Madam Chiew, a shop owner of Jalan Gajah Berang, lamented that her goods and account books were destroyed by flash floods. The losses exhaust her physically and mentally.
“Nothing we can do, we just have to get used to it,” she said.
On Facebook, Madam Chiew shares how she is “exhausted physically and mentally, whenever it rains”.
Each time it rains, both Lee and Chiew find that their drainage system faces a major problem — water in the drains remains stagnant.
A local roofing shop owner, who wishes to be known only as Henry, reported the same. In fact, the drains in Taman Kota Laksamana nearly overflow after storms, he said.
“It won’t overflow, but it is hard to say (if this will change). Because of climate change, it might flood in the future.”
Climate change has led to an increase in the frequency of heavy rain events in Malaysia, where the average daily rainfall is less than 10mm. When more than 60mm of rain falls within a two-to-four-hour period, flash floods occur across the country.
Data from the Malacca weather station suggests that climate change has altered the patterns and intensity of rainfall. In 2020, Malacca had six days with rainfall exceeding 50mm, while in 2021, there were 15 of such days.
Number of days with rain more than 50mm in Malacca
Drainage water making a big detour
A significant focus of the Department of Environment’s long-term flood prevention plans is on upgrading the current drainage system.
Kota Laksamana assemblyperson Low Chee Leong told Malaysiakini that reclamation projects have disrupted Malacca’s drainage system, resulting in rainwater being diverted instead of being discharged directly into the sea.
Low tried to raise this issue in the state assembly last December. In response, Malacca Chief Minister Sulaiman Md Ali said there are four main monsoon drain outlets in Kota Laksamana.
During rainfall, rainwater near the Chitty Village area will flow through the Kota Syahbandar monsoon drain and eventually discharge into the Malacca Straits.
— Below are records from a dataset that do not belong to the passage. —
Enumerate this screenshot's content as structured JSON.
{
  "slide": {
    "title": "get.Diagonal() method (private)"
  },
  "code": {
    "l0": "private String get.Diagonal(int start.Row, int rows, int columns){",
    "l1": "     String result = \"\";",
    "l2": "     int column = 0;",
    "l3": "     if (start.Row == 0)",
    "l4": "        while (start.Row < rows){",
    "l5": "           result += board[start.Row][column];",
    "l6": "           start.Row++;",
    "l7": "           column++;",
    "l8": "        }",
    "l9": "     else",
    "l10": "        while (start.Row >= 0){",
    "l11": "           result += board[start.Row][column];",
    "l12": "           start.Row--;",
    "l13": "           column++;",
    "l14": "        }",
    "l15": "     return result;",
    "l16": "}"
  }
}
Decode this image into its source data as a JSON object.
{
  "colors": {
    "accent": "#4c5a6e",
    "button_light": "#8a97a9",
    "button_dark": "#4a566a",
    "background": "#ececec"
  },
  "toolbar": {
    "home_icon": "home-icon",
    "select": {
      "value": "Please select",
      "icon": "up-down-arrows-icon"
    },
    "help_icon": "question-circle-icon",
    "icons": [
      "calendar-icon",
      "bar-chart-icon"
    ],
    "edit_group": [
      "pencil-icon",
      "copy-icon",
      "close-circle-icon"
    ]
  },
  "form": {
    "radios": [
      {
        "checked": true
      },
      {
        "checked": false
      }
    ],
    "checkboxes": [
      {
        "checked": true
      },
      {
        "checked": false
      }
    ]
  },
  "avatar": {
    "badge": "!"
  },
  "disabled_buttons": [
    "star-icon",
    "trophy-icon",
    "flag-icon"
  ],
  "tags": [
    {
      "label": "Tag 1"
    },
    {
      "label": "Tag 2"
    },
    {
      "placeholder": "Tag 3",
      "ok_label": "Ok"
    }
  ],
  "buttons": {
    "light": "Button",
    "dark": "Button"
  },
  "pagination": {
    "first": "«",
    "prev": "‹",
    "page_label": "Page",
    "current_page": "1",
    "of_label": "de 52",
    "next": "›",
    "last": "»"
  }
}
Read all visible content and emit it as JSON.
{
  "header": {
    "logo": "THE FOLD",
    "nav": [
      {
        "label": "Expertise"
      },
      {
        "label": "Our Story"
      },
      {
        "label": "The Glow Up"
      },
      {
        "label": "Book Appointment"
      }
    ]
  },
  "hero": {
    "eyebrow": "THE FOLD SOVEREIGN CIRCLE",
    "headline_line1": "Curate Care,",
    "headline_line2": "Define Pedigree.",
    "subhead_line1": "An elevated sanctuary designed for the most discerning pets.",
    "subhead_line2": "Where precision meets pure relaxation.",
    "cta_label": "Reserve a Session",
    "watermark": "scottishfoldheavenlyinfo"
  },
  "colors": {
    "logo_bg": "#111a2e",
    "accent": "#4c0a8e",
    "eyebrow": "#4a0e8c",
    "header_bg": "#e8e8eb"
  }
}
However, Low discovered that a reclamation project had been constructed on the drain outlet, causing rainwaters to take a significant detour before being discharged into the sea.
Measurements on satellite images have shown that this water bypass is 600 meters long, delaying the time for the rainwater to discharge into the sea.
“This design is absurd. Monsoon drifts are part of a major drainage system. In theory, the water in the main monsoon drain should discharge into the sea directly, but suddenly, it has to take a detour.”
Low said the Kota Syahbandar monsoon drain has a slow water discharge rate, and the Taman Kota Laksamana monsoon drain is forced to take on the load of the former. As a result, both monsoon drains are unable to effectively discharge rainwater.
“What we want to ask is, why reclaim land at the outlet of major monsoon drains? I suspect this is the cause of Malacca town’s flash floods in recent years.”
Six other regions might be affected
In addition to Chitty Village, other flood-prone areas in Kota Laksamana include Tengkera, Gajah Berang and Jalan Ong Kim Wee. These areas rely on the Kota Syahbandar monsoon drain outlet to discharge water.
A source familiar with the matter, who spoke on condition of anonymity for fear of retaliation from stakeholders, said developers should properly design the drainage systems of reclaimed lands.
“By right, the developer has to build a monsoon drain outlet, so that the water can discharge into the sea directly. In the meantime, new retention ponds should be built to hold the water.
“If you don’t have this plan, the water will flow out to the surface.”
Kota Laksamana currently has four retention ponds. However, the source said that the ponds are stagnant and the amount of rainwater has exceeded their capacity.
Malaysiakini has reached out to the Malacca Chief Minister’s office to get their response.